- **Work to be completed**
Each record below needs to be set down again exactly.

- **Provided records**
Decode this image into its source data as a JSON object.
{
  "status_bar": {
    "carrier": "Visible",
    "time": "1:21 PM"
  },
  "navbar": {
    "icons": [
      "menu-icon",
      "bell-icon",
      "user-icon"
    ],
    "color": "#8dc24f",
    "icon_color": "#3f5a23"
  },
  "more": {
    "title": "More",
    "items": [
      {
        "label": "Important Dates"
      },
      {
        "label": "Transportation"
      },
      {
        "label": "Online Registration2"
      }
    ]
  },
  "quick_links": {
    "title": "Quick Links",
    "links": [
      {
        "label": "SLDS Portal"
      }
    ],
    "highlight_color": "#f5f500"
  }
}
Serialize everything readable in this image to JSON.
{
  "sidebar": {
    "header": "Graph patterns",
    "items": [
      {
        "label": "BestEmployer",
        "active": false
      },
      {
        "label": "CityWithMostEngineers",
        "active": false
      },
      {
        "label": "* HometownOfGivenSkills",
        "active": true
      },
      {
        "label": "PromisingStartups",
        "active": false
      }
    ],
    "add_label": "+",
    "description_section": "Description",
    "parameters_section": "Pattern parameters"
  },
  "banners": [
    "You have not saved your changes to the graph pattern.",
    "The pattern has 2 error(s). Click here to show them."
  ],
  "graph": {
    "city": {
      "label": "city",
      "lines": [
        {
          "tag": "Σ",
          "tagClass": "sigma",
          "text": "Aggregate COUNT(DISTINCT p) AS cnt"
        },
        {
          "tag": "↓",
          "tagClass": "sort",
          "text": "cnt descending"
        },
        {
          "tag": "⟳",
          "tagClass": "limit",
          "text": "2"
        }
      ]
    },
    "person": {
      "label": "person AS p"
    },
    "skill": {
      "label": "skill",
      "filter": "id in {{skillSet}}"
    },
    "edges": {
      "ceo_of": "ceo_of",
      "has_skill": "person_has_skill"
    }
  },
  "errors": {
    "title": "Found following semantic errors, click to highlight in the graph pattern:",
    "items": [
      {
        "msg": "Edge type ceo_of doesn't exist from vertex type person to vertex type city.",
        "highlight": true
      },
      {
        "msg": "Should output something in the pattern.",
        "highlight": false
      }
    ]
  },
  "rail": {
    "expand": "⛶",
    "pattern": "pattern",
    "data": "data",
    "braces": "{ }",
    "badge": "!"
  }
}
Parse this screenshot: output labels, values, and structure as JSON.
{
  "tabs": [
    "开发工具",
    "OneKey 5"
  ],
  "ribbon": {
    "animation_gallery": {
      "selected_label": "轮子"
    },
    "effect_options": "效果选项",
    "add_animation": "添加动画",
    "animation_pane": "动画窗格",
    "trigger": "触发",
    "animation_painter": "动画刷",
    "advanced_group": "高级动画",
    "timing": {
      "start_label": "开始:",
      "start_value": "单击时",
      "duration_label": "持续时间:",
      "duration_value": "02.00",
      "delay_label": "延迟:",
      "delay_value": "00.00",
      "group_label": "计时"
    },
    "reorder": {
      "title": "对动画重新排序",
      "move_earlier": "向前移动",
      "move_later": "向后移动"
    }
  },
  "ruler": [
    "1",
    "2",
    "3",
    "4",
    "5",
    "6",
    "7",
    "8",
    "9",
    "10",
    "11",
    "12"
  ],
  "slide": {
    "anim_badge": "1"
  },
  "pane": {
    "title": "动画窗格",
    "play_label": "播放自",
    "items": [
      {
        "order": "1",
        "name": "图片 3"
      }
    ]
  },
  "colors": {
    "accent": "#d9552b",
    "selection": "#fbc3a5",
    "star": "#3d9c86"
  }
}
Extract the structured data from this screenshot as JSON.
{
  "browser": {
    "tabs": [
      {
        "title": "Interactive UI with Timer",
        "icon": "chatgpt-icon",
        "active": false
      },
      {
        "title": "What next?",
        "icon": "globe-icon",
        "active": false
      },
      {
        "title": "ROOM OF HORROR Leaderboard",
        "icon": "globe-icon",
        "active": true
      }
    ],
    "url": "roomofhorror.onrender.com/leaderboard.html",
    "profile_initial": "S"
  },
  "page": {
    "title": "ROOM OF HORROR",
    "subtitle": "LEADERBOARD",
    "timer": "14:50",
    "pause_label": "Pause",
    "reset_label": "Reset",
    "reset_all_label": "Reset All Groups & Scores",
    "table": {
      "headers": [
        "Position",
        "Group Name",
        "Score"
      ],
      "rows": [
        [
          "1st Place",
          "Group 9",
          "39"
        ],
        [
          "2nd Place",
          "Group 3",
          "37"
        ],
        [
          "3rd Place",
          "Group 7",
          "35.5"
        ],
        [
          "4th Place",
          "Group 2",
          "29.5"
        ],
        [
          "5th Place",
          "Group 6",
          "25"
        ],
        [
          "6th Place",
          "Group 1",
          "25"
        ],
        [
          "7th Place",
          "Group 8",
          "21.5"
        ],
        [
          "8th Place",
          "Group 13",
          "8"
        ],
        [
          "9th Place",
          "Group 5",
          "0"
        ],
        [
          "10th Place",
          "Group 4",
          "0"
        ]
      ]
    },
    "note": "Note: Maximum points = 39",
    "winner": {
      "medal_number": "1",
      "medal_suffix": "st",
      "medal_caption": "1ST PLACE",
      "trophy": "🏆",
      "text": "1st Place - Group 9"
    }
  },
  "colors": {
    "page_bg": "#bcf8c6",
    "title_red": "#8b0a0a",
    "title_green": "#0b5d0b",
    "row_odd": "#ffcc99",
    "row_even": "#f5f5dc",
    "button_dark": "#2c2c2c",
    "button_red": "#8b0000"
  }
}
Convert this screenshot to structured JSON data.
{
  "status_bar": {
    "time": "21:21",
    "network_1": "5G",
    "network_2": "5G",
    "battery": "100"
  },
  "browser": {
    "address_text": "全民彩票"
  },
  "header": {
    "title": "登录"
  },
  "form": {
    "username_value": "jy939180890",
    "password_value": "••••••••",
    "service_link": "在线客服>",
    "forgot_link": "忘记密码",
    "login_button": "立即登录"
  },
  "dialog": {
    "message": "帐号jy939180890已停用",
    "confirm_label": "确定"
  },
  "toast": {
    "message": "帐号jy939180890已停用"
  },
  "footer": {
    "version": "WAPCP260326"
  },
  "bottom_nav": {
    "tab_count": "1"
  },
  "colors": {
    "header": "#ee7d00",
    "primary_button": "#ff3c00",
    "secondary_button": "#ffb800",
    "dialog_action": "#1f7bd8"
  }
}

- **Written reply**
Decode this image into its source data as a JSON object.
{
  "status_bar": {
    "carrier": "Visible",
    "time": "1:21 PM"
  },
  "navbar": {
    "icons": [
      "menu-icon",
      "bell-icon",
      "user-icon"
    ],
    "color": "#8dc24f",
    "icon_color": "#3f5a23"
  },
  "more": {
    "title": "More",
    "items": [
      {
        "label": "Important Dates"
      },
      {
        "label": "Transportation"
      },
      {
        "label": "Online Registration2"
      }
    ]
  },
  "quick_links": {
    "title": "Quick Links",
    "links": [
      {
        "label": "SLDS Portal"
      }
    ],
    "highlight_color": "#f5f500"
  }
}
Serialize everything readable in this image to JSON.
{
  "sidebar": {
    "header": "Graph patterns",
    "items": [
      {
        "label": "BestEmployer",
        "active": false
      },
      {
        "label": "CityWithMostEngineers",
        "active": false
      },
      {
        "label": "* HometownOfGivenSkills",
        "active": true
      },
      {
        "label": "PromisingStartups",
        "active": false
      }
    ],
    "add_label": "+",
    "description_section": "Description",
    "parameters_section": "Pattern parameters"
  },
  "banners": [
    "You have not saved your changes to the graph pattern.",
    "The pattern has 2 error(s). Click here to show them."
  ],
  "graph": {
    "city": {
      "label": "city",
      "lines": [
        {
          "tag": "Σ",
          "tagClass": "sigma",
          "text": "Aggregate COUNT(DISTINCT p) AS cnt"
        },
        {
          "tag": "↓",
          "tagClass": "sort",
          "text": "cnt descending"
        },
        {
          "tag": "⟳",
          "tagClass": "limit",
          "text": "2"
        }
      ]
    },
    "person": {
      "label": "person AS p"
    },
    "skill": {
      "label": "skill",
      "filter": "id in {{skillSet}}"
    },
    "edges": {
      "ceo_of": "ceo_of",
      "has_skill": "person_has_skill"
    }
  },
  "errors": {
    "title": "Found following semantic errors, click to highlight in the graph pattern:",
    "items": [
      {
        "msg": "Edge type ceo_of doesn't exist from vertex type person to vertex type city.",
        "highlight": true
      },
      {
        "msg": "Should output something in the pattern.",
        "highlight": false
      }
    ]
  },
  "rail": {
    "expand": "⛶",
    "pattern": "pattern",
    "data": "data",
    "braces": "{ }",
    "badge": "!"
  }
}
Parse this screenshot: output labels, values, and structure as JSON.
{
  "tabs": [
    "开发工具",
    "OneKey 5"
  ],
  "ribbon": {
    "animation_gallery": {
      "selected_label": "轮子"
    },
    "effect_options": "效果选项",
    "add_animation": "添加动画",
    "animation_pane": "动画窗格",
    "trigger": "触发",
    "animation_painter": "动画刷",
    "advanced_group": "高级动画",
    "timing": {
      "start_label": "开始:",
      "start_value": "单击时",
      "duration_label": "持续时间:",
      "duration_value": "02.00",
      "delay_label": "延迟:",
      "delay_value": "00.00",
      "group_label": "计时"
    },
    "reorder": {
      "title": "对动画重新排序",
      "move_earlier": "向前移动",
      "move_later": "向后移动"
    }
  },
  "ruler": [
    "1",
    "2",
    "3",
    "4",
    "5",
    "6",
    "7",
    "8",
    "9",
    "10",
    "11",
    "12"
  ],
  "slide": {
    "anim_badge": "1"
  },
  "pane": {
    "title": "动画窗格",
    "play_label": "播放自",
    "items": [
      {
        "order": "1",
        "name": "图片 3"
      }
    ]
  },
  "colors": {
    "accent": "#d9552b",
    "selection": "#fbc3a5",
    "star": "#3d9c86"
  }
}
Extract the structured data from this screenshot as JSON.
{
  "browser": {
    "tabs": [
      {
        "title": "Interactive UI with Timer",
        "icon": "chatgpt-icon",
        "active": false
      },
      {
        "title": "What next?",
        "icon": "globe-icon",
        "active": false
      },
      {
        "title": "ROOM OF HORROR Leaderboard",
        "icon": "globe-icon",
        "active": true
      }
    ],
    "url": "roomofhorror.onrender.com/leaderboard.html",
    "profile_initial": "S"
  },
  "page": {
    "title": "ROOM OF HORROR",
    "subtitle": "LEADERBOARD",
    "timer": "14:50",
    "pause_label": "Pause",
    "reset_label": "Reset",
    "reset_all_label": "Reset All Groups & Scores",
    "table": {
      "headers": [
        "Position",
        "Group Name",
        "Score"
      ],
      "rows": [
        [
          "1st Place",
          "Group 9",
          "39"
        ],
        [
          "2nd Place",
          "Group 3",
          "37"
        ],
        [
          "3rd Place",
          "Group 7",
          "35.5"
        ],
        [
          "4th Place",
          "Group 2",
          "29.5"
        ],
        [
          "5th Place",
          "Group 6",
          "25"
        ],
        [
          "6th Place",
          "Group 1",
          "25"
        ],
        [
          "7th Place",
          "Group 8",
          "21.5"
        ],
        [
          "8th Place",
          "Group 13",
          "8"
        ],
        [
          "9th Place",
          "Group 5",
          "0"
        ],
        [
          "10th Place",
          "Group 4",
          "0"
        ]
      ]
    },
    "note": "Note: Maximum points = 39",
    "winner": {
      "medal_number": "1",
      "medal_suffix": "st",
      "medal_caption": "1ST PLACE",
      "trophy": "🏆",
      "text": "1st Place - Group 9"
    }
  },
  "colors": {
    "page_bg": "#bcf8c6",
    "title_red": "#8b0a0a",
    "title_green": "#0b5d0b",
    "row_odd": "#ffcc99",
    "row_even": "#f5f5dc",
    "button_dark": "#2c2c2c",
    "button_red": "#8b0000"
  }
}
Convert this screenshot to structured JSON data.
{
  "status_bar": {
    "time": "21:21",
    "network_1": "5G",
    "network_2": "5G",
    "battery": "100"
  },
  "browser": {
    "address_text": "全民彩票"
  },
  "header": {
    "title": "登录"
  },
  "form": {
    "username_value": "jy939180890",
    "password_value": "••••••••",
    "service_link": "在线客服>",
    "forgot_link": "忘记密码",
    "login_button": "立即登录"
  },
  "dialog": {
    "message": "帐号jy939180890已停用",
    "confirm_label": "确定"
  },
  "toast": {
    "message": "帐号jy939180890已停用"
  },
  "footer": {
    "version": "WAPCP260326"
  },
  "bottom_nav": {
    "tab_count": "1"
  },
  "colors": {
    "header": "#ee7d00",
    "primary_button": "#ff3c00",
    "secondary_button": "#ffb800",
    "dialog_action": "#1f7bd8"
  }
}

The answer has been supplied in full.